Web page and app entries
━━━━━━━━━━━━━━━━━━━━━━━━━━━━━━

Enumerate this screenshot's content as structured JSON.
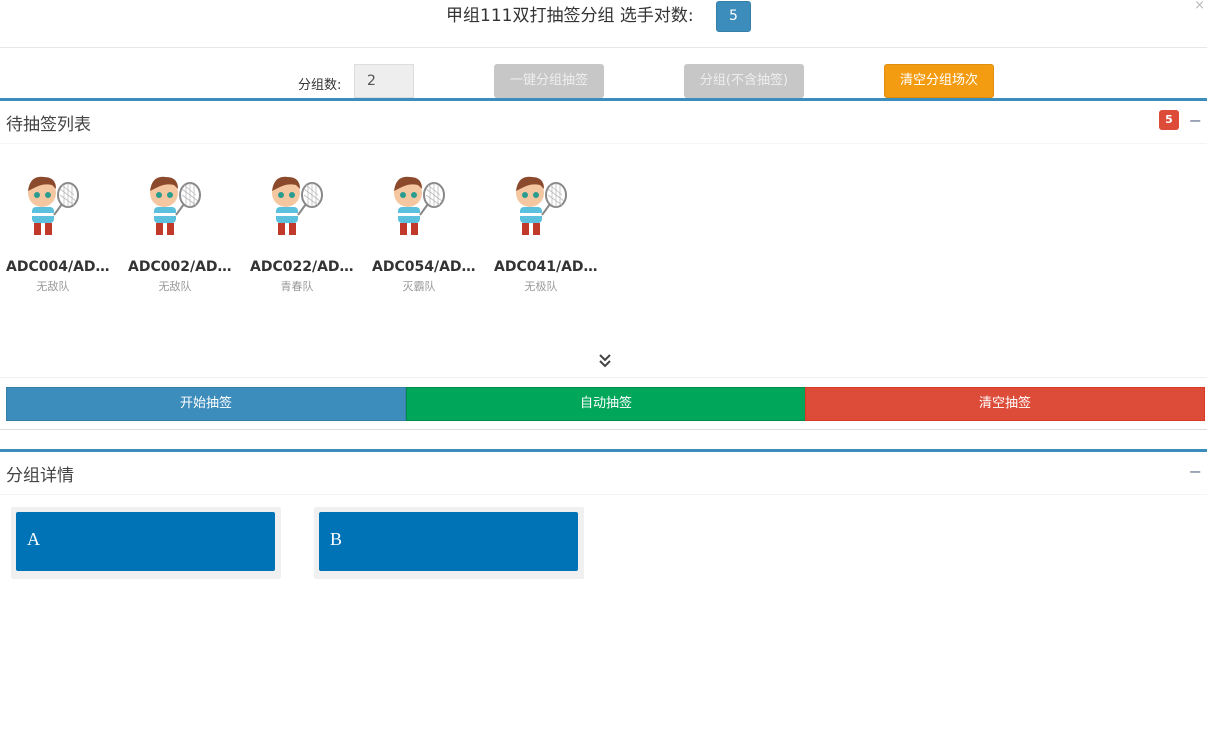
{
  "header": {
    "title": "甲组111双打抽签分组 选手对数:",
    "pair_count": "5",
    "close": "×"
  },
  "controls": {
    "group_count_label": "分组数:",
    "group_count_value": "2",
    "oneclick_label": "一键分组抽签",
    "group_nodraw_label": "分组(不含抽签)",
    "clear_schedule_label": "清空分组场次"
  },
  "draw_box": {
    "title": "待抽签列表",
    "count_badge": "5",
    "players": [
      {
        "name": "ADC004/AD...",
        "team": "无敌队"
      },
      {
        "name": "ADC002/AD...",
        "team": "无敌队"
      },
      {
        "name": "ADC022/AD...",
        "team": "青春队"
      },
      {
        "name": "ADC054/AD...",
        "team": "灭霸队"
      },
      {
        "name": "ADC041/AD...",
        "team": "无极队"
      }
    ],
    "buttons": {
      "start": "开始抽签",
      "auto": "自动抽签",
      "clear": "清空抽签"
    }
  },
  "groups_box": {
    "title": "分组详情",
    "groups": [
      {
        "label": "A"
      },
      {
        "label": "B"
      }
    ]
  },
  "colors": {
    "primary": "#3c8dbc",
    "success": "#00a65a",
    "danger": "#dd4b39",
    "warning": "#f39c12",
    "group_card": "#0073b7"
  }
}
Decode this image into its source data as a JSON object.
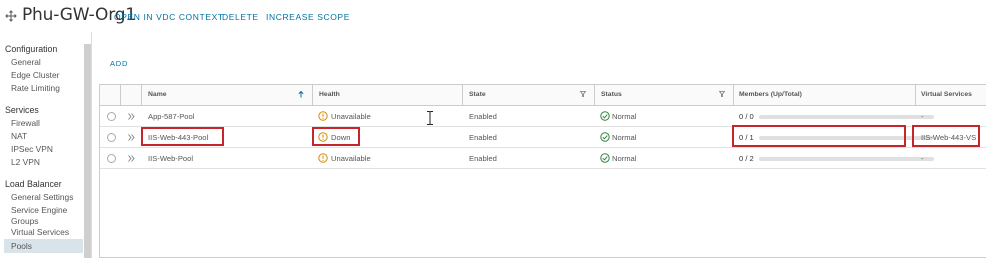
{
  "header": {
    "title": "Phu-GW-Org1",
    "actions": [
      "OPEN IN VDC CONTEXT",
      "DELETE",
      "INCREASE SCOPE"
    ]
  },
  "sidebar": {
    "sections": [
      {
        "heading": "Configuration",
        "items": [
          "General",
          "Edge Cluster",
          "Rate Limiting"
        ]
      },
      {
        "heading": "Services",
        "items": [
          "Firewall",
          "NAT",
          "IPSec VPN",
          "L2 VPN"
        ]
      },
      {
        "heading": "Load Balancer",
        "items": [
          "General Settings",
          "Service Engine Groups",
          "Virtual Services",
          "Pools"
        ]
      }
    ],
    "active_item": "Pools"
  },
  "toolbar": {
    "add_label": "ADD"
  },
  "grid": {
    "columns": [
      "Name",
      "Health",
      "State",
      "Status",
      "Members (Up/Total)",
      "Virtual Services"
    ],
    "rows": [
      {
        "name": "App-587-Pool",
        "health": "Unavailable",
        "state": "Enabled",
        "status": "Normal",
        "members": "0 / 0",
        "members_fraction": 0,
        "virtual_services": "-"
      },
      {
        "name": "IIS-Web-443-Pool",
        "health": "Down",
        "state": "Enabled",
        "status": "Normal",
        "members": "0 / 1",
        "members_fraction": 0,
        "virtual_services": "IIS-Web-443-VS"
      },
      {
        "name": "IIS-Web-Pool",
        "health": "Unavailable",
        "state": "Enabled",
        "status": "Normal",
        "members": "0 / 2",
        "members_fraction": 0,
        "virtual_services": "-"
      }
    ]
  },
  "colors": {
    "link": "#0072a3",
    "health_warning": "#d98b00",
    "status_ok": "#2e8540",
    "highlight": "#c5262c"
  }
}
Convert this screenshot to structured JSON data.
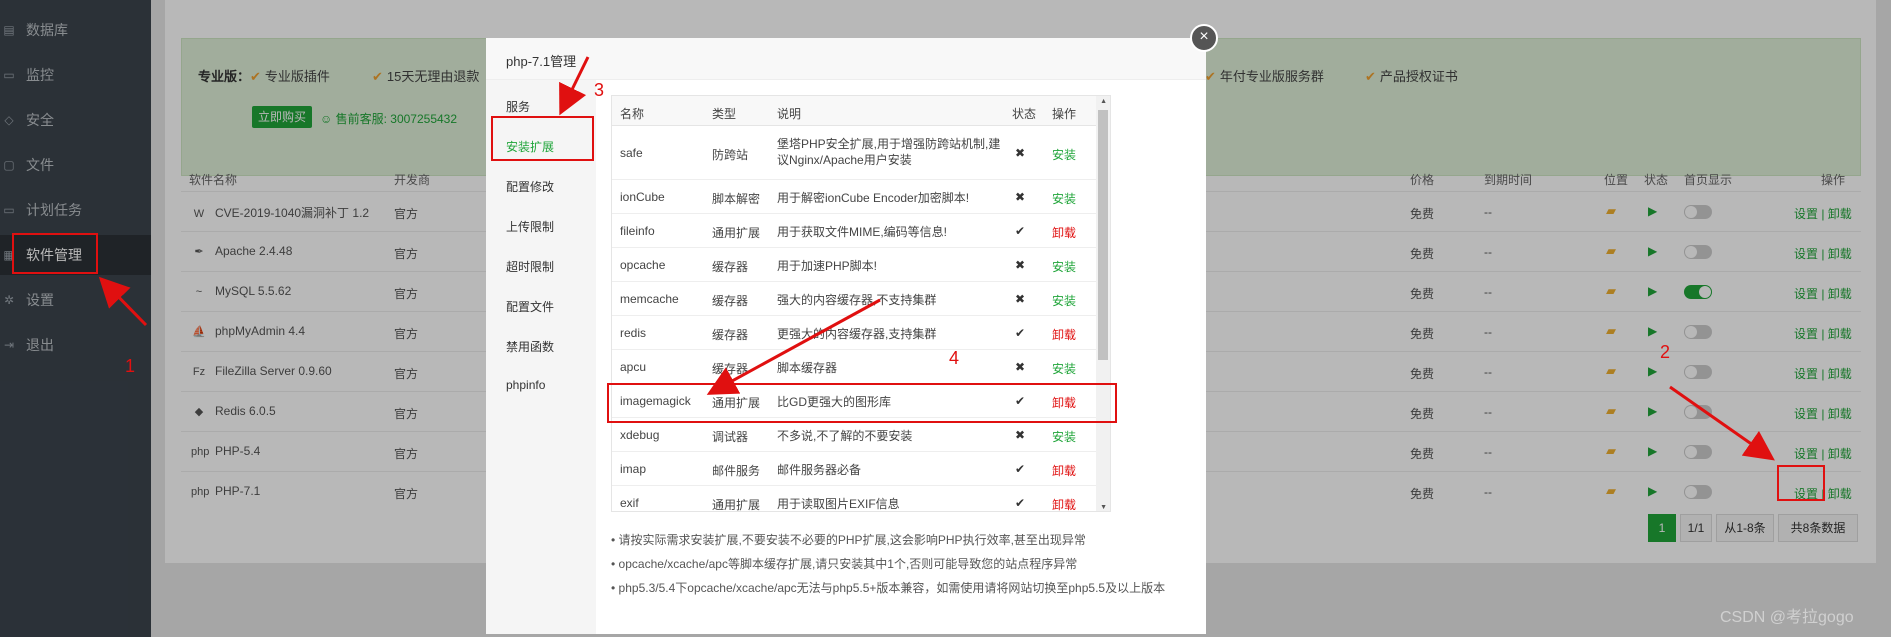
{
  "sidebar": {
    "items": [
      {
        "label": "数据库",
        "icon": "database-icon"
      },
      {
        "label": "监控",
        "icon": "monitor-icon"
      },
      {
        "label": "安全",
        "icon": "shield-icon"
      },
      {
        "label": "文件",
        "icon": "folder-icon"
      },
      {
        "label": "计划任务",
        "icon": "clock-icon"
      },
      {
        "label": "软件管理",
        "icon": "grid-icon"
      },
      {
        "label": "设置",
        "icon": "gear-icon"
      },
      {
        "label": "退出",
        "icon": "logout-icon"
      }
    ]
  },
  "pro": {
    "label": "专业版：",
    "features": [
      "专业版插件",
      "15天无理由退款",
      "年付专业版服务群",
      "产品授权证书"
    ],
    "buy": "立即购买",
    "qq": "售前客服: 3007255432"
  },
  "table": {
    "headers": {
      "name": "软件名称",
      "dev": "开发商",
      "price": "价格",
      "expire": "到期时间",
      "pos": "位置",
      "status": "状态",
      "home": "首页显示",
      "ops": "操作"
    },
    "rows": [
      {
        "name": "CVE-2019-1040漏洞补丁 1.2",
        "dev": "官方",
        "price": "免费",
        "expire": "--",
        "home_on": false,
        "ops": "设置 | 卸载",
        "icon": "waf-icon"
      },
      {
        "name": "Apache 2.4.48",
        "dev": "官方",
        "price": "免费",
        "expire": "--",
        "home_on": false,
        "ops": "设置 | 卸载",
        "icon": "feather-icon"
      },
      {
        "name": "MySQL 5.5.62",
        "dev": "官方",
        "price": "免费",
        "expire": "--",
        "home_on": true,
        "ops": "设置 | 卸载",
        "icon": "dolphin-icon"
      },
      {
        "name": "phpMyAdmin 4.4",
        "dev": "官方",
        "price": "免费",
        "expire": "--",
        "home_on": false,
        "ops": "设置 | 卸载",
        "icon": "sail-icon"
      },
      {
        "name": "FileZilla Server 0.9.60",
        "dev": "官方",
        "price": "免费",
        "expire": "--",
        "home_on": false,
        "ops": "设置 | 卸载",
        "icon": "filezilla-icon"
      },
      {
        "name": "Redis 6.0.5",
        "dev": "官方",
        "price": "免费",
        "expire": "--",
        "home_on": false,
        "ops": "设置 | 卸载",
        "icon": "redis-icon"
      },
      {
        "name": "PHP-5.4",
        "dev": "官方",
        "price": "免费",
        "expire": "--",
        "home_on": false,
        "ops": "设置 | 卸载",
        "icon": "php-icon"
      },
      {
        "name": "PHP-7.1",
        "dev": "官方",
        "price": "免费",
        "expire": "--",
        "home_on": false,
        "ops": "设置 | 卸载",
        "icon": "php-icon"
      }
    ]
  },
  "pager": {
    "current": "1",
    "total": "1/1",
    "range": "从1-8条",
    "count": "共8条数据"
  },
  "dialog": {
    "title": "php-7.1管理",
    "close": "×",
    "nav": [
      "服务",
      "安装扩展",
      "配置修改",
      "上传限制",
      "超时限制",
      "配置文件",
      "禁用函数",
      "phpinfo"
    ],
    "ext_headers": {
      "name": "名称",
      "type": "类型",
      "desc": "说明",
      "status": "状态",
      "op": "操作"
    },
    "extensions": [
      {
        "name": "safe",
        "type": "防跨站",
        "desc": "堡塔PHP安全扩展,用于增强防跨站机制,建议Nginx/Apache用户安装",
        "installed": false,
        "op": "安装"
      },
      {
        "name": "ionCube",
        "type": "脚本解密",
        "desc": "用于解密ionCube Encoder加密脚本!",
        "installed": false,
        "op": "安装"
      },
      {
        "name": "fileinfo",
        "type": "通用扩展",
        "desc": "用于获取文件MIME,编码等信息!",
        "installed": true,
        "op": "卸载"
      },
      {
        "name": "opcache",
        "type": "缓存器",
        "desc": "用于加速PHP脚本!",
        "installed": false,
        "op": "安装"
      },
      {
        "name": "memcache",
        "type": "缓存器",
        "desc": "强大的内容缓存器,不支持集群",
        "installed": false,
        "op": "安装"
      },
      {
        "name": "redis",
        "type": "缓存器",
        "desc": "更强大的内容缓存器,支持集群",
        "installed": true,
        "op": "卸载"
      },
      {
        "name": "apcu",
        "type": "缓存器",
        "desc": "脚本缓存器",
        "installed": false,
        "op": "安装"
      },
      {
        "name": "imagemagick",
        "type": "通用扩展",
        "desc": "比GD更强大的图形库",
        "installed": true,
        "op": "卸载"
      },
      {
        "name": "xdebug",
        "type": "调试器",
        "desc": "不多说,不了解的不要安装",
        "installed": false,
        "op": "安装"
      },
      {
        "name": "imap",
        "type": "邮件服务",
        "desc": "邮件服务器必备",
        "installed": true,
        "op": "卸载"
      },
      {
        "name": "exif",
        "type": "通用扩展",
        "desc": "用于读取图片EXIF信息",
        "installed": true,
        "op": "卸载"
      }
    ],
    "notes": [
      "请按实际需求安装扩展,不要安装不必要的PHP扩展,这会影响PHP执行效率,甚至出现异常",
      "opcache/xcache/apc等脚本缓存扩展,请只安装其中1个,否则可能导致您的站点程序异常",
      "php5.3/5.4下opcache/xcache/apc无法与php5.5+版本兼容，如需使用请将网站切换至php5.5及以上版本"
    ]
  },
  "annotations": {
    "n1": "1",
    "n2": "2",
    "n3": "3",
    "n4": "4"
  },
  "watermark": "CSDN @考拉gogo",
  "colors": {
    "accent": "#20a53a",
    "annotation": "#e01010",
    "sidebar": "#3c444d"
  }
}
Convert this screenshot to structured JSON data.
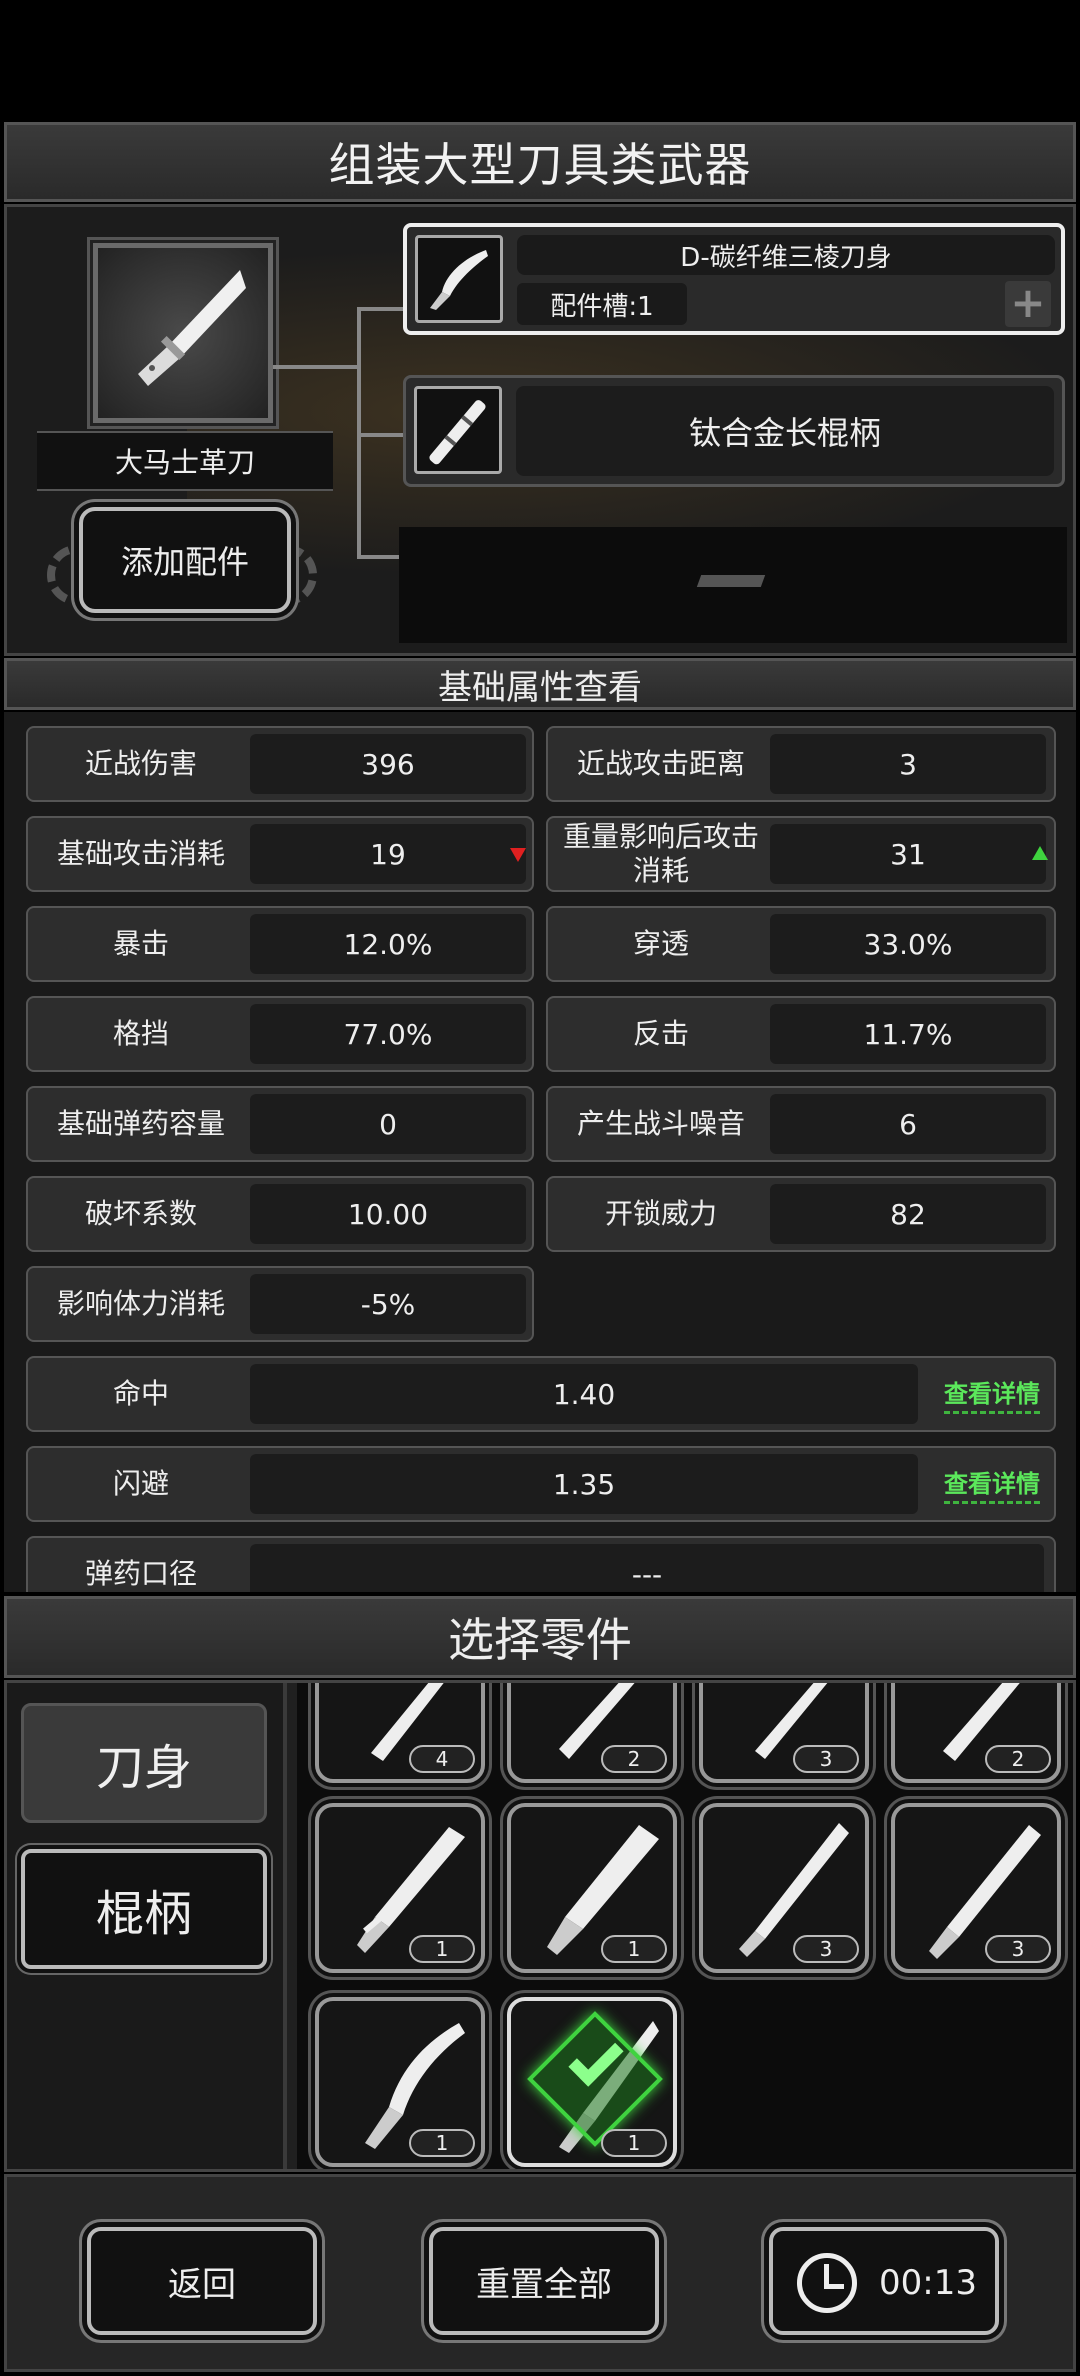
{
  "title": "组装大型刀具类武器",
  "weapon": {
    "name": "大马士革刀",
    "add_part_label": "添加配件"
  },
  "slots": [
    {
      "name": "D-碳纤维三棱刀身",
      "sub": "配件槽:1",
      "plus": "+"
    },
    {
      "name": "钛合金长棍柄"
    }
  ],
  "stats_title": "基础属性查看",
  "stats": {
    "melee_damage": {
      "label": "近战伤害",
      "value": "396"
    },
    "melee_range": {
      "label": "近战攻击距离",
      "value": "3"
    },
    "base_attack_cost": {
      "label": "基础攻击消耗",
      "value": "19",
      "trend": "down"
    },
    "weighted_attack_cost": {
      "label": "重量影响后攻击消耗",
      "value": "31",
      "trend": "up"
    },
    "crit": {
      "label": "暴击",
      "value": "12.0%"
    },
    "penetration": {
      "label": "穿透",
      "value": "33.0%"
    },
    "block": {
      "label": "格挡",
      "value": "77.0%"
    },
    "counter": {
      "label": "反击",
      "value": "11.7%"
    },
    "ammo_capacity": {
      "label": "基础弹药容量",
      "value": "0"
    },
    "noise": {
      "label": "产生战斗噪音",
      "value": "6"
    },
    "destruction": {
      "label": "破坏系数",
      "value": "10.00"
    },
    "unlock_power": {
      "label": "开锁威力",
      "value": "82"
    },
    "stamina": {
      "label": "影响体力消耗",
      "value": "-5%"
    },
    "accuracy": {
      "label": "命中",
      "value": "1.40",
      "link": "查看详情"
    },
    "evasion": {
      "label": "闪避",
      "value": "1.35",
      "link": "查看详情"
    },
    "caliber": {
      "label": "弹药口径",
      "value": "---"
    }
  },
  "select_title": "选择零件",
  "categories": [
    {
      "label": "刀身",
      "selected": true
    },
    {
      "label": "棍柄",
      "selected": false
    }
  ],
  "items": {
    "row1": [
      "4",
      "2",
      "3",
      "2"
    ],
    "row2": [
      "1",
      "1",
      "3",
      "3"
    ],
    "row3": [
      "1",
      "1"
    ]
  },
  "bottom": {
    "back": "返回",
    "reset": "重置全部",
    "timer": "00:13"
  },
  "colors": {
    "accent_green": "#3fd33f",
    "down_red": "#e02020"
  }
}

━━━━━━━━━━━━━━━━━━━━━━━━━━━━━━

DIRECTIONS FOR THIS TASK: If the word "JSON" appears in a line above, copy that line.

SOLUTION:
Enumerate this screenshot's content as structured JSON.
Decode this image into its source data as a JSON object.
Convert this screenshot to structured JSON data.
Convert this screenshot to structured JSON data.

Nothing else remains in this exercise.